I wish I could say visiting the Holy Land was a dream come true, a desire satisfied, or a promise fulfilled. Perhaps it could have been had I not developed a passion for peacebuilding and got to read literature on protracted conflicts, particularly the Israel-Palestine conflict.
Growing up in a Christian family in Kenya, I heard a fair share of stories about Israel and its unique relationship with God. In my imagination (as a child), modern Israel was a successor to the historical Israel written in the Bible. Ordinarily, I would have been more than happy to visit such a monumental place where the story of Christianity was born and transmitted to the rest of the world.
Israel rarely stamps passports because most Arab countries do not admit people who have travelled to Israel.
But as we drove to the Jomo Kenyatta Airport in Nairobi to catch a flight to Ethiopia and then to Tel Aviv, Israel, I couldn’t help noticing my friend’s somber mood. It seems that our minds were tuned to the same thought – that I was walking into a hostile place.
I questioned my reasons for going to Israel. Was it because of my conviction that I can be of help – add my voice to those who have broken the silence? Or was it because of Christianity and the romantic idea of retracing Jesus’ footprints? Or was it because of the STORY? All along my life, I have immersed myself in different communities, spent hours with people eating their food, sharing their life and writing their stories. I love that thrill of chasing a story and nailing it down, getting it first and getting it right. But as I walked towards the ticketing lady to get my boarding pass, I wondered whether I was over stretching the idea of taking risks. Was it worth it?
Surprisingly, I got my boarding pass, checked in my luggage and boarded the plane without any problem. I was at least expecting an interrogation or some questions; that is what I had heard from peacebuilders who have travelled to Israel. Despite the hospitality, I kept my guard remembering that I had a connecting flight from Addis Ababa. Indeed, the security and customer service at Addis Ababa was tight and a little bit annoying compared to Nairobi.

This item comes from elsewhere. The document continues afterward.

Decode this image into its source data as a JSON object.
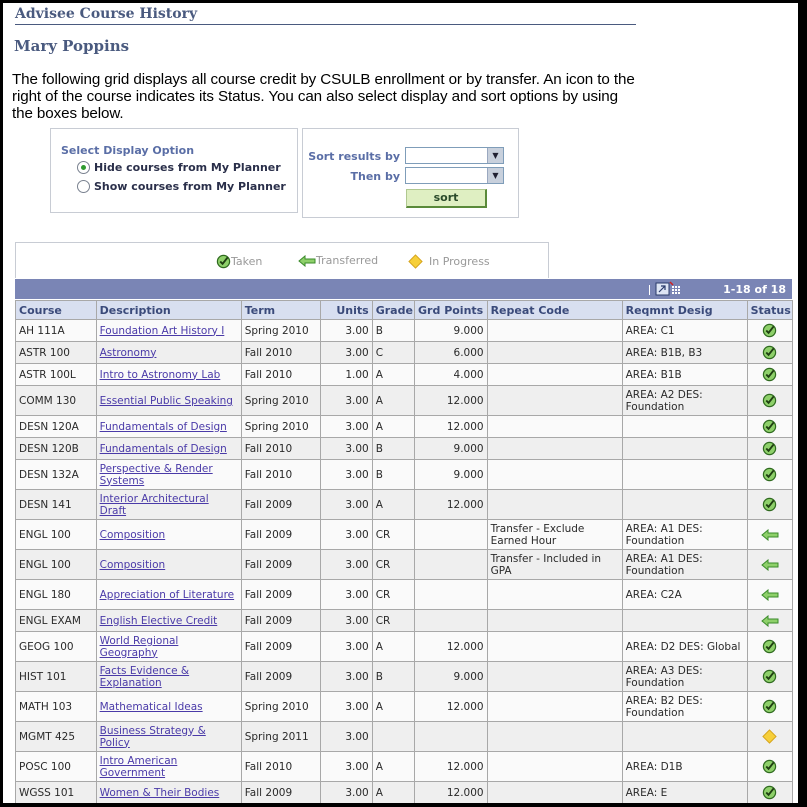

But not unusual when compared to airports in Europe and America.
When I sat down the following day to reflect on my trip, I wondered why I had spent so many hours preparing for the worst that never happened.
I settled into a back seat in a half full plane. In fact, I had the three back seats to myself. I enjoyed the great food and wine the Ethiopian Airline serves, and slept all the way to Tel Aviv. I arrived a few minutes past midnight – into what I had imagined will be the moment of reckoning.
Imagine my disappointment when the immigration officer did not even ask a single question. She just took my passport, run it through the system and issued me with a permit – Israel rarely stamps passports because most Arab countries do not admit people who have travelled to Israel.
I picked my three suitcases and walked into the streets of Tel Aviv. The Shabbat had begun and public transport was not available. So, I took a taxi to Tantur Ecumenical Institute in Jerusalem where I was to stay for about seven months.
When I sat down the following day to reflect on my trip, I wondered why I had spent so many hours preparing for the worst that never happened. How did I even get into that way of thinking? Was it because of the stories I had listened to from acquaintances who had traveled to the Holy Land? I became so angry that I had taken people’s narratives at face value. Their stories had become a reality in my imagination. I had based my entire preparation on those narratives. It then occurred to me that to get the most out of the time I would spend in Jerusalem, and in order to build lasting bridges, I would have to learn to digest the narratives about the Holy Land on my own. We all have different lenses or frames of interpreting events.